ABOUT THIS TASK => Omit the pictures. Print each entry below exactly.

[EXTRACTED DATA Boundary: Start]

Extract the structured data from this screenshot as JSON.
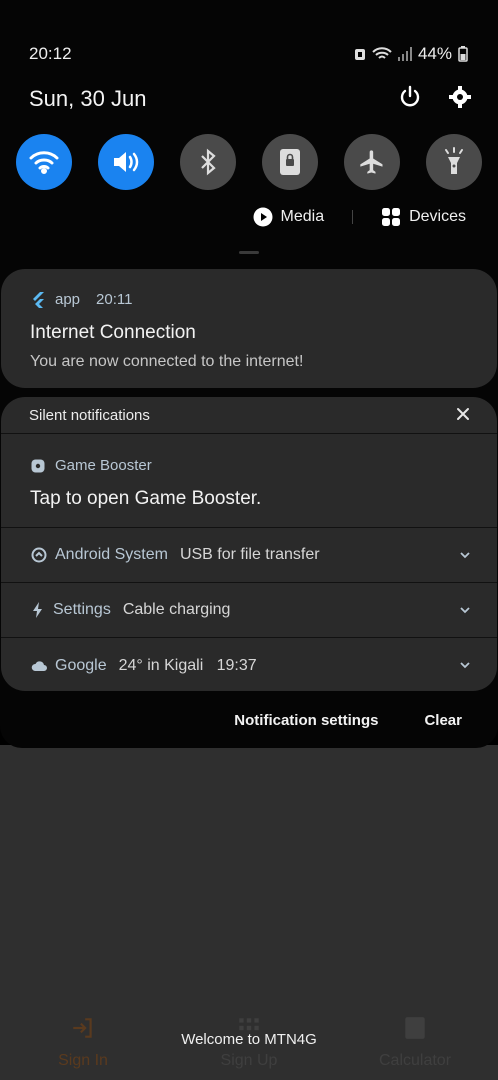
{
  "status": {
    "time": "20:12",
    "battery": "44%"
  },
  "header": {
    "date": "Sun, 30 Jun"
  },
  "quick_settings": [
    {
      "name": "wifi",
      "on": true
    },
    {
      "name": "sound",
      "on": true
    },
    {
      "name": "bluetooth",
      "on": false
    },
    {
      "name": "auto-rotate",
      "on": false
    },
    {
      "name": "airplane-mode",
      "on": false
    },
    {
      "name": "flashlight",
      "on": false
    }
  ],
  "media_bar": {
    "media_label": "Media",
    "devices_label": "Devices"
  },
  "notification": {
    "app": "app",
    "time": "20:11",
    "title": "Internet Connection",
    "body": "You are now connected to the internet!"
  },
  "silent": {
    "header": "Silent notifications",
    "game_booster": {
      "app": "Game Booster",
      "text": "Tap to open Game Booster."
    },
    "rows": [
      {
        "app": "Android System",
        "msg": "USB for file transfer"
      },
      {
        "app": "Settings",
        "msg": "Cable charging"
      },
      {
        "app": "Google",
        "msg": "24° in Kigali   19:37"
      }
    ]
  },
  "footer": {
    "settings": "Notification settings",
    "clear": "Clear"
  },
  "app_behind": {
    "nav": [
      {
        "label": "Sign In"
      },
      {
        "label": "Sign Up"
      },
      {
        "label": "Calculator"
      }
    ],
    "toast": "Welcome to MTN4G"
  },
  "colors": {
    "accent": "#1a83f0",
    "card": "#2a2a2a",
    "app_label": "#b8c7d4"
  }
}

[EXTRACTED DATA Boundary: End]

WRITTEN ANSWER =>
Extract the structured data from this screenshot as JSON.
{
  "status": {
    "time": "20:12",
    "battery": "44%"
  },
  "header": {
    "date": "Sun, 30 Jun"
  },
  "quick_settings": [
    {
      "name": "wifi",
      "on": true
    },
    {
      "name": "sound",
      "on": true
    },
    {
      "name": "bluetooth",
      "on": false
    },
    {
      "name": "auto-rotate",
      "on": false
    },
    {
      "name": "airplane-mode",
      "on": false
    },
    {
      "name": "flashlight",
      "on": false
    }
  ],
  "media_bar": {
    "media_label": "Media",
    "devices_label": "Devices"
  },
  "notification": {
    "app": "app",
    "time": "20:11",
    "title": "Internet Connection",
    "body": "You are now connected to the internet!"
  },
  "silent": {
    "header": "Silent notifications",
    "game_booster": {
      "app": "Game Booster",
      "text": "Tap to open Game Booster."
    },
    "rows": [
      {
        "app": "Android System",
        "msg": "USB for file transfer"
      },
      {
        "app": "Settings",
        "msg": "Cable charging"
      },
      {
        "app": "Google",
        "msg": "24° in Kigali   19:37"
      }
    ]
  },
  "footer": {
    "settings": "Notification settings",
    "clear": "Clear"
  },
  "app_behind": {
    "nav": [
      {
        "label": "Sign In"
      },
      {
        "label": "Sign Up"
      },
      {
        "label": "Calculator"
      }
    ],
    "toast": "Welcome to MTN4G"
  },
  "colors": {
    "accent": "#1a83f0",
    "card": "#2a2a2a",
    "app_label": "#b8c7d4"
  }
}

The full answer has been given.